What is in this article?:
- International food aid programs could face major changes with new farm bill.
- Opponents say time not right for major reform.
- Proponents say changes will mean food will reach the hungry quicker, more efficently.
While a handful of issues – chief among them nutrition program funding, regional crop support differences, and dairy policy – are proving difficult to find middle ground on, the ongoing farm bill conference must also deal with international food aid reform. With the humanitarian crises in Syria and the Philippines looming large, everyone in the debate remain keen to feed the world’s hungry but how the United States will do that in the future is in the balance.
Those opposed to the Senate farm bill’s major revisions of the U.S. food aid model – used in the Food for Peace and Food for Progress – say U.S. jobs and military readiness would be affected if proposed changes are included in the new farm bill. Among those against the Senate’s reforms are trade unions and a broad swath of agriculture advocacy groups.
Read a letter from many of the opponents here.
Meanwhile, proponents of change point out the savings would mean reaching at least 4 million additional hungry people annually – and would do it quicker than is currently possible. The reason for that is cash and vouchers would be distributed directly to the needy, allowing them to make purchases from local markets.
The idea is to move funds to different accounts – including the International Disaster Assistance Account and the Development Assistance Account -- under the control of the U.S. Agency for International Development (USAID). Doing so would allow USAID additional flexibility to make choices depending on the situation.
The Obama administration is pushing for the reforms, as did the Bush administration before it. If adopted, the U.S. flag vessel requirement (where 50 to 75 percent of food aid has to be shipped on U.S. vessels) will be dropped. Currently, only 20 percent of overall U.S. food aid can be in the form of cash vouchers or local purchases.
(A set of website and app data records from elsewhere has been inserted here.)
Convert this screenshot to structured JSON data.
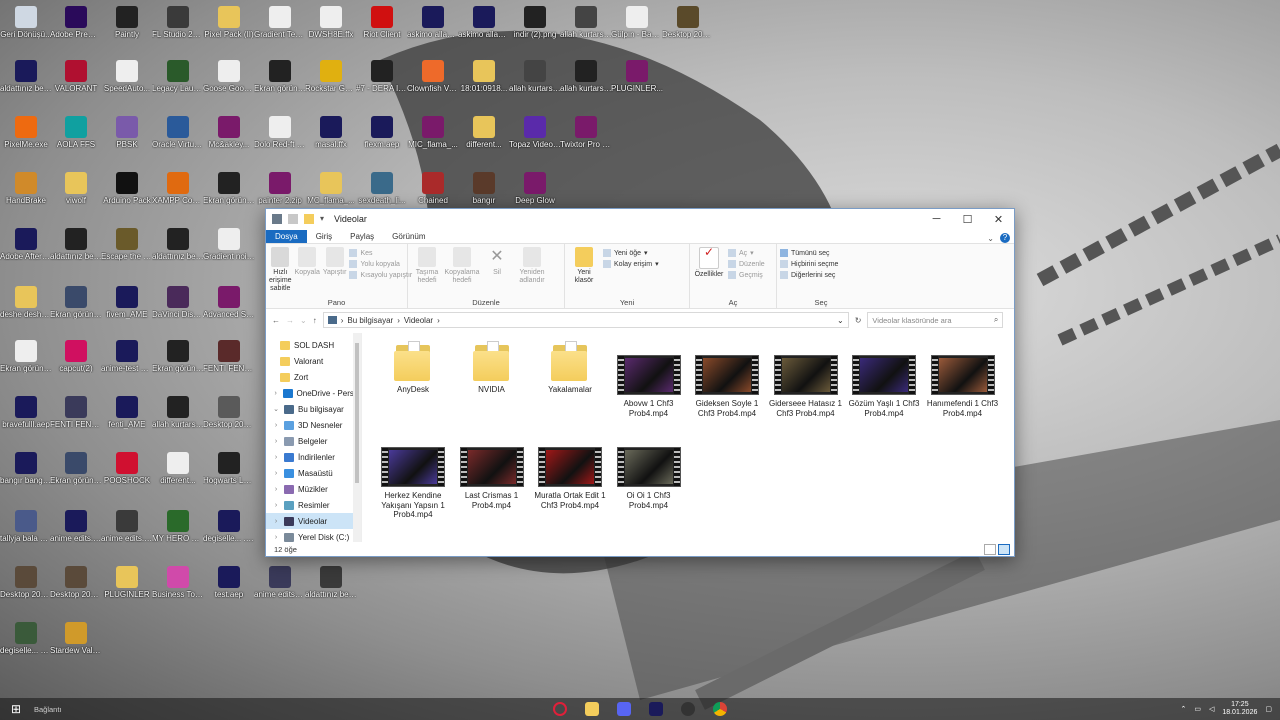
{
  "window": {
    "title": "Videolar",
    "tabs": [
      "Dosya",
      "Giriş",
      "Paylaş",
      "Görünüm"
    ],
    "ribbon": {
      "pano": {
        "name": "Pano",
        "pin": "Hızlı erişime sabitle",
        "copy": "Kopyala",
        "paste": "Yapıştır",
        "cut": "Kes",
        "copy_path": "Yolu kopyala",
        "paste_shortcut": "Kısayolu yapıştır"
      },
      "duzenle": {
        "name": "Düzenle",
        "move_to": "Taşıma hedefi",
        "copy_to": "Kopyalama hedefi",
        "delete": "Sil",
        "rename": "Yeniden adlandır"
      },
      "yeni": {
        "name": "Yeni",
        "new_folder": "Yeni klasör",
        "new_item": "Yeni öğe",
        "easy_access": "Kolay erişim"
      },
      "ac": {
        "name": "Aç",
        "properties": "Özellikler",
        "open": "Aç",
        "edit": "Düzenle",
        "history": "Geçmiş"
      },
      "sec": {
        "name": "Seç",
        "select_all": "Tümünü seç",
        "select_none": "Hiçbirini seçme",
        "invert": "Diğerlerini seç"
      }
    },
    "address": {
      "root": "Bu bilgisayar",
      "current": "Videolar",
      "search_placeholder": "Videolar klasöründe ara"
    },
    "nav": [
      {
        "label": "SOL DASH",
        "kind": "folder"
      },
      {
        "label": "Valorant",
        "kind": "folder"
      },
      {
        "label": "Zort",
        "kind": "folder"
      },
      {
        "label": "OneDrive - Persor",
        "kind": "cloud"
      },
      {
        "label": "Bu bilgisayar",
        "kind": "pc"
      },
      {
        "label": "3D Nesneler",
        "kind": "3d"
      },
      {
        "label": "Belgeler",
        "kind": "doc"
      },
      {
        "label": "İndirilenler",
        "kind": "down"
      },
      {
        "label": "Masaüstü",
        "kind": "desk"
      },
      {
        "label": "Müzikler",
        "kind": "music"
      },
      {
        "label": "Resimler",
        "kind": "pic"
      },
      {
        "label": "Videolar",
        "kind": "video"
      },
      {
        "label": "Yerel Disk (C:)",
        "kind": "disk"
      }
    ],
    "items": [
      {
        "label": "AnyDesk",
        "kind": "folder"
      },
      {
        "label": "NVIDIA",
        "kind": "folder"
      },
      {
        "label": "Yakalamalar",
        "kind": "folder"
      },
      {
        "label": "Abovw 1 Chf3 Prob4.mp4",
        "kind": "video",
        "color": "#5a2a6e"
      },
      {
        "label": "Gideksen Soyle 1 Chf3 Prob4.mp4",
        "kind": "video",
        "color": "#8a4a2a"
      },
      {
        "label": "Giderseee Hatasız 1 Chf3 Prob4.mp4",
        "kind": "video",
        "color": "#6a5a3a"
      },
      {
        "label": "Gözüm Yaşlı 1 Chf3 Prob4.mp4",
        "kind": "video",
        "color": "#3a2a7a"
      },
      {
        "label": "Hanımefendi 1 Chf3 Prob4.mp4",
        "kind": "video",
        "color": "#9a5a3a"
      },
      {
        "label": "Herkez Kendine Yakışanı Yapsın 1 Prob4.mp4",
        "kind": "video",
        "color": "#4a3a9a"
      },
      {
        "label": "Last Crismas 1 Prob4.mp4",
        "kind": "video",
        "color": "#7a2a2a"
      },
      {
        "label": "Muratla Ortak Edit 1 Chf3 Prob4.mp4",
        "kind": "video",
        "color": "#a01818"
      },
      {
        "label": "Oi Oi 1 Chf3 Prob4.mp4",
        "kind": "video",
        "color": "#6a6a5a"
      }
    ],
    "status": "12 öğe"
  },
  "desktop": [
    {
      "label": "Geri Dönüşü...",
      "color": "#cfd8e3"
    },
    {
      "label": "Adobe Premiere P...",
      "color": "#2a0a5a"
    },
    {
      "label": "Paintly",
      "color": "#222"
    },
    {
      "label": "FL Studio 2024",
      "color": "#3a3a3a"
    },
    {
      "label": "Pixel Pack (II)",
      "color": "#e8c55a"
    },
    {
      "label": "Gradient Textures",
      "color": "#eee"
    },
    {
      "label": "DWSH8E.ffx",
      "color": "#eee"
    },
    {
      "label": "Riot Client",
      "color": "#d01010"
    },
    {
      "label": "askimo allah kurtarsın...",
      "color": "#1a1a5a"
    },
    {
      "label": "askimo allah kurtarsın...",
      "color": "#1a1a5a"
    },
    {
      "label": "indir (2).png",
      "color": "#222"
    },
    {
      "label": "allah kurtarsın se...",
      "color": "#444"
    },
    {
      "label": "Gülpın - Bangır Ban...",
      "color": "#eee"
    },
    {
      "label": "Desktop 2026.01.05...",
      "color": "#5a4a2a"
    },
    {
      "label": "aldattınız beni.aep",
      "color": "#1a1a5a"
    },
    {
      "label": "VALORANT",
      "color": "#b01030"
    },
    {
      "label": "SpeedAuto...",
      "color": "#eee"
    },
    {
      "label": "Legacy Launch...",
      "color": "#2a5a2a"
    },
    {
      "label": "Goose Goose Duck",
      "color": "#eee"
    },
    {
      "label": "Ekran görüntüsü...",
      "color": "#222"
    },
    {
      "label": "Rockstar Games...",
      "color": "#e0b010"
    },
    {
      "label": "#7 - DERA INC (Offici...",
      "color": "#222"
    },
    {
      "label": "Clownfish Vo...",
      "color": "#ee6a2a"
    },
    {
      "label": "18:01:0918...",
      "color": "#e8c55a"
    },
    {
      "label": "allah kurtarsın se...",
      "color": "#444"
    },
    {
      "label": "allah kurtarsın se...",
      "color": "#222"
    },
    {
      "label": "PLUGINLER...",
      "color": "#7a1a6a"
    },
    {
      "label": "PixelMe.exe",
      "color": "#ee6a10"
    },
    {
      "label": "AOLA FFS",
      "color": "#10a0a0"
    },
    {
      "label": "PBSK",
      "color": "#7a5aaa"
    },
    {
      "label": "Oracle VirtualBox",
      "color": "#2a5a9a"
    },
    {
      "label": "Mc&akley...",
      "color": "#7a1a6a"
    },
    {
      "label": "Dolo Red-ft Ice Cut -...",
      "color": "#eee"
    },
    {
      "label": "masal.ffx",
      "color": "#1a1a5a"
    },
    {
      "label": "flexm.aep",
      "color": "#1a1a5a"
    },
    {
      "label": "MIC_flama_...",
      "color": "#7a1a6a"
    },
    {
      "label": "different...",
      "color": "#e8c55a"
    },
    {
      "label": "Topaz Video AI",
      "color": "#5a2aaa"
    },
    {
      "label": "Twixtor Pro v7.3.0 (2).rar",
      "color": "#7a1a6a"
    },
    {
      "label": "HandBrake",
      "color": "#d08a2a"
    },
    {
      "label": "viwolf",
      "color": "#e8c55a"
    },
    {
      "label": "Arduino Pack",
      "color": "#111"
    },
    {
      "label": "XAMPP Control Panel",
      "color": "#e06a10"
    },
    {
      "label": "Ekran görüntüsü...",
      "color": "#222"
    },
    {
      "label": "painter 2.zip",
      "color": "#7a1a6a"
    },
    {
      "label": "MC_flama_...",
      "color": "#e8c55a"
    },
    {
      "label": "sexdeath_li...",
      "color": "#3a6a8a"
    },
    {
      "label": "Chained",
      "color": "#aa2a2a"
    },
    {
      "label": "bangır",
      "color": "#5a3a2a"
    },
    {
      "label": "Deep Glow",
      "color": "#7a1a6a"
    },
    {
      "label": "Adobe After Effects A...",
      "color": "#1a1a5a"
    },
    {
      "label": "aldattınız beni(1) fkf...",
      "color": "#222"
    },
    {
      "label": "Escape the Backrooms",
      "color": "#6a5a2a"
    },
    {
      "label": "aldattınız beniaep...",
      "color": "#222"
    },
    {
      "label": "Gradient noir textures",
      "color": "#eee"
    },
    {
      "label": "deshe deshe.aep",
      "color": "#1a1a5a"
    },
    {
      "label": "denemeamp4",
      "color": "#3a3a5a"
    },
    {
      "label": "deshe deshe_AME",
      "color": "#e8c55a"
    },
    {
      "label": "Ekran görüntüsü...",
      "color": "#3a4a6a"
    },
    {
      "label": "fivem_AME",
      "color": "#1a1a5a"
    },
    {
      "label": "DaVinci Disco Demo",
      "color": "#4a2a5a"
    },
    {
      "label": "Advanced Soft 3D H...",
      "color": "#7a1a6a"
    },
    {
      "label": "Advanced Soft 3D H...",
      "color": "#e8c55a"
    },
    {
      "label": "Syloxyd V2.ffx",
      "color": "#eee"
    },
    {
      "label": "Ekran görüntüsü...",
      "color": "#eee"
    },
    {
      "label": "capcut(2)",
      "color": "#d01060"
    },
    {
      "label": "anime-test edit.aep",
      "color": "#1a1a5a"
    },
    {
      "label": "Ekran görüntüsü...",
      "color": "#222"
    },
    {
      "label": "FENTI FENTI TOPAZ...",
      "color": "#5a2a2a"
    },
    {
      "label": "18:01:29:18...",
      "color": "#7a1a6a"
    },
    {
      "label": "ch3 2024.mp4",
      "color": "#222"
    },
    {
      "label": "bravefulll.aep",
      "color": "#1a1a5a"
    },
    {
      "label": "FENTI FENTI TOPAZ4...",
      "color": "#3a3a5a"
    },
    {
      "label": "fenti_AME",
      "color": "#1a1a5a"
    },
    {
      "label": "allah kurtarsın se...",
      "color": "#222"
    },
    {
      "label": "Desktop 2026.01.04...",
      "color": "#5a5a5a"
    },
    {
      "label": "fenti fenti.mp4",
      "color": "#d08a6a"
    },
    {
      "label": "fenti.aep",
      "color": "#1a1a5a"
    },
    {
      "label": "bangır bangır.aep",
      "color": "#1a1a5a"
    },
    {
      "label": "Ekran görüntüsü...",
      "color": "#3a4a6a"
    },
    {
      "label": "POOSHOCK",
      "color": "#d01030"
    },
    {
      "label": "different...",
      "color": "#eee"
    },
    {
      "label": "Hogwarts Legacy",
      "color": "#222"
    },
    {
      "label": "Ekran görüntüsü...",
      "color": "#222"
    },
    {
      "label": "Desktop 2026.01.07...",
      "color": "#5a4a3a"
    },
    {
      "label": "tallyja bala chf3...",
      "color": "#4a5a8a"
    },
    {
      "label": "anime edits.aep",
      "color": "#1a1a5a"
    },
    {
      "label": "anime edits.amp4",
      "color": "#3a3a3a"
    },
    {
      "label": "MY HERO ULTRA...",
      "color": "#2a6a2a"
    },
    {
      "label": "degiselle... .aep",
      "color": "#1a1a5a"
    },
    {
      "label": "Five Nights at Freddy's",
      "color": "#6a3a1a"
    },
    {
      "label": "saselaat_A...",
      "color": "#1a1a5a"
    },
    {
      "label": "Desktop 2026.01.05...",
      "color": "#5a4a3a"
    },
    {
      "label": "Desktop 2026.01.07...",
      "color": "#5a4a3a"
    },
    {
      "label": "PLUGINLER",
      "color": "#e8c55a"
    },
    {
      "label": "Business Tour - Online M...",
      "color": "#d04aaa"
    },
    {
      "label": "test.aep",
      "color": "#1a1a5a"
    },
    {
      "label": "anime edits_chf3...",
      "color": "#3a3a5a"
    },
    {
      "label": "aldattınız beni_chf3...",
      "color": "#3a3a3a"
    },
    {
      "label": "degiselle... soyt.mp4",
      "color": "#3a5a3a"
    },
    {
      "label": "Stardew Valley",
      "color": "#d09a2a"
    }
  ],
  "taskbar": {
    "search": "Bağlantı",
    "time": "17:25",
    "date": "18.01.2026"
  }
}
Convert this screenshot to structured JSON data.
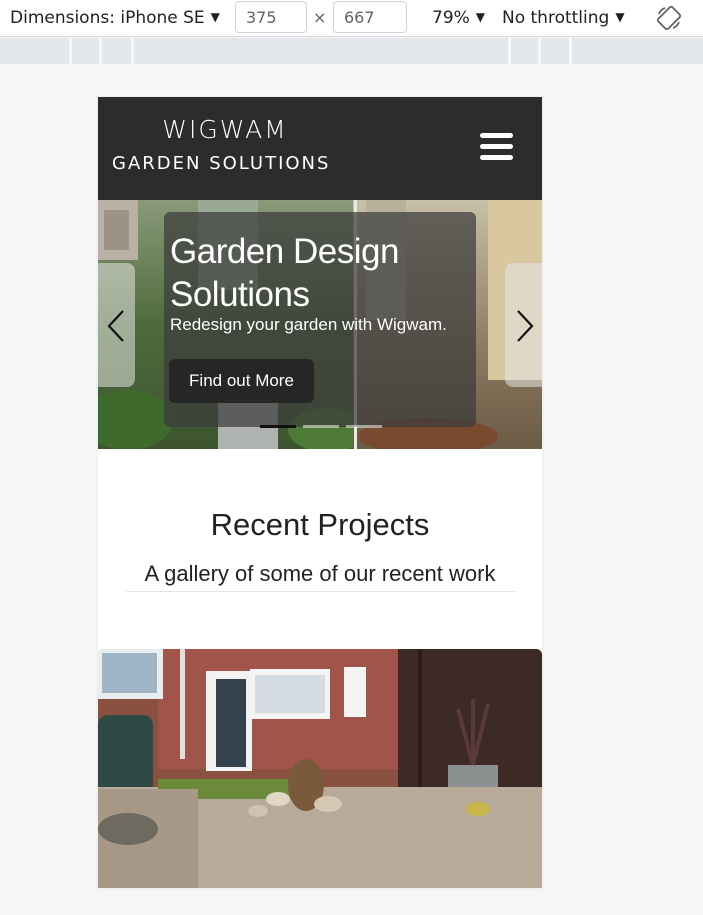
{
  "devtools": {
    "dimensions_label": "Dimensions: iPhone SE",
    "width": "375",
    "height": "667",
    "times": "×",
    "zoom": "79%",
    "throttling": "No throttling",
    "caret": "▼"
  },
  "site": {
    "brand_line1": "WIGWAM",
    "brand_line2": "GARDEN SOLUTIONS"
  },
  "hero": {
    "title": "Garden Design Solutions",
    "subtitle": "Redesign your garden with Wigwam.",
    "button_label": "Find out More",
    "slide_count": 3,
    "active_slide": 1
  },
  "recent_projects": {
    "title": "Recent Projects",
    "subtitle": "A gallery of some of our recent work"
  },
  "colors": {
    "navbar_bg": "#2c2c2c",
    "page_bg": "#f5f7f6"
  }
}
Proponents of the plan say the requirement has served as a long-time subsidy for the U.S. Merchant Marines.
James Caponiti, executive director of American Maritime Congress, offers an entirely different interpretation. “The merchant marine coalition, it’s fair to say, are generally behind the House (farm) bill in terms of how it treats international food aid. The Senate provisions trouble us.
“We do understand the desire to feed more people. We believe there are things that can be done to improve the efficiency with management of the program. But we also think it’s probably the wrong time to be exporting jobs.
“If we get away from U.S. sourcing in the aid program, it would mean jobs lost – perhaps a permanent loss of jobs. It will have a negative impact on jobs, for sure.
“There are already some emergency programs in place that would allow the flexibility that the Senate (farm) bill is attempting to accomplish. We don’t see the need to permanently change the program from the way it’s currently designed where we use U.S. grain, process it in the United States, send it through our ports and ship it on U.S. flagged ships.”
On the other side of the debate is Eric Munoz, Oxfam America Senior Policy Advisor for Agriculture and Food Security. Asked where the international food aid proposals stand in conference, Munoz says specifics are hard to come by. “The discussions around this issue, as with most others on the farm bill, are being tightly held among a few people.
“There are a few promising signs, though. One is that we’ve heard informally that there’s support (for changes) within the conference.”
In part that’s because California Rep. Ed Royce, chairman of the House Foreign Affairs Committee, along with New York Rep. Eliot Engle, ranking member, are both farm bill conferees. Earlier this year, the pair was behind the Royce/Engle amendment that would have allowed up to 45 percent of U.S. food aid dollars to be spent on local sources.
While the amendment did not pass on a narrow vote, Munoz says the duo have been “very supportive of food aid reform over the last couple of months. Having them at the table is an important indicator that all the conferees will hear about the reasons for making changes.”
Read an earlier interview with Munoz here.